After 175 years, Central is ready to celebrate milestone anniversary


Central Connecticut State University has 175 reasons to celebrate this year, as a significant milestone approaches.

On June 22, Central will mark its 175th year as an institution of higher education. The university community celebrated the official start of the anniversary celebration during a kickoff meeting on Feb. 6 at which President Zulma R. Toro and members of her leadership team outlined highlights of the festivities set to unfold over the next year. Among them are an anniversary gala during Homecoming weekend, a community birthday party, and a birthday toast event to celebrate the university’s official birthday on June 22, among others.

“We have so much to celebrate, and I am so grateful to the people — past and present — who have made Central the premier state university in Connecticut,” says Central President Zulma R. Toro. “In recognizing Central’s 175th anniversary, we celebrate its history, growth, and achievements while looking toward the future.”

Nine committees dedicated to several anniversary projects will begin their work soon after dozens of faculty and staff signed up to serve on them during the kickoff. The committees’ work will incorporate research and feedback from the campus community, the City of New Britain, alumni, and others to produce an array of commemorative events, materials, and academic programs. Committee projects include an anniversary time capsule; the Central Stories project, a collection of oral, written, photographic, and other mementos to highlight the history of Central; a special-edition magazine; and more.

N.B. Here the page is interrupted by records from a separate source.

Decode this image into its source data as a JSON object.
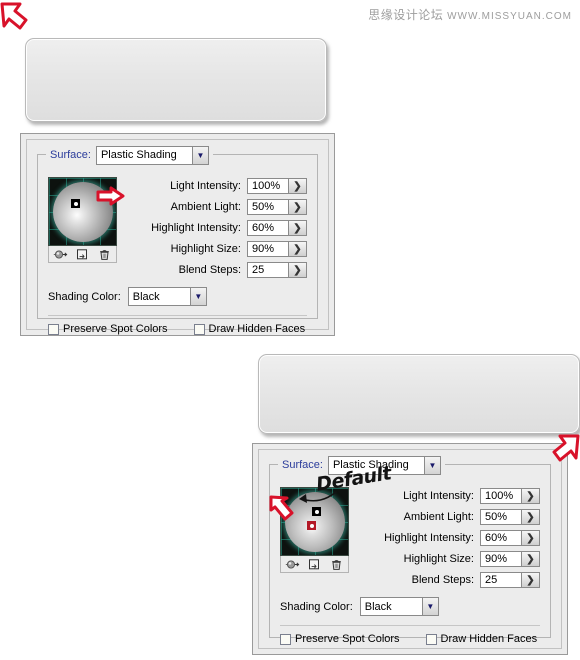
{
  "watermark": {
    "forum": "思缘设计论坛",
    "url": "WWW.MISSYUAN.COM"
  },
  "annotations": {
    "default_note": "Default"
  },
  "colors": {
    "panel_bg": "#ececec",
    "legend_text": "#2b3c9b",
    "arrow_red": "#d8122a",
    "sphere_grid": "#28a08c",
    "plate_fill": "#e6e6e6"
  },
  "icons": {
    "cursor_top_left": "arrow-cursor-down-right-icon",
    "cursor_bottom_right": "arrow-cursor-up-left-icon",
    "light_source": "new-light-source-icon",
    "duplicate": "duplicate-light-icon",
    "delete": "trash-icon",
    "combo_chevron": "chevron-down-icon",
    "spin_chevron": "chevron-right-icon"
  },
  "panels": [
    {
      "id": "panel-1",
      "legend_label": "Surface:",
      "surface": {
        "value": "Plastic Shading"
      },
      "fields": [
        {
          "label": "Light Intensity:",
          "value": "100%"
        },
        {
          "label": "Ambient Light:",
          "value": "50%"
        },
        {
          "label": "Highlight Intensity:",
          "value": "60%"
        },
        {
          "label": "Highlight Size:",
          "value": "90%"
        },
        {
          "label": "Blend Steps:",
          "value": "25"
        }
      ],
      "shading_color": {
        "label": "Shading Color:",
        "value": "Black"
      },
      "checkboxes": [
        {
          "label": "Preserve Spot Colors",
          "checked": false
        },
        {
          "label": "Draw Hidden Faces",
          "checked": false
        }
      ]
    },
    {
      "id": "panel-2",
      "legend_label": "Surface:",
      "surface": {
        "value": "Plastic Shading"
      },
      "fields": [
        {
          "label": "Light Intensity:",
          "value": "100%"
        },
        {
          "label": "Ambient Light:",
          "value": "50%"
        },
        {
          "label": "Highlight Intensity:",
          "value": "60%"
        },
        {
          "label": "Highlight Size:",
          "value": "90%"
        },
        {
          "label": "Blend Steps:",
          "value": "25"
        }
      ],
      "shading_color": {
        "label": "Shading Color:",
        "value": "Black"
      },
      "checkboxes": [
        {
          "label": "Preserve Spot Colors",
          "checked": false
        },
        {
          "label": "Draw Hidden Faces",
          "checked": false
        }
      ]
    }
  ]
}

A web page dedicated to the 175th anniversary offers more information, interactive tools, downloadable logos, and, soon, a pop-up shop for anniversary merchandise. The site will be updated throughout the year as more events take shape. View the web page at The site also welcomes reader-submitted Central memories here.

“Central’s accomplishments have been driven by our commitments to our mission and the promise of public higher education as a means of social mobility and cultural and social development,” Toro added. “Those principles will guide us for what I hope will be another 175 years.”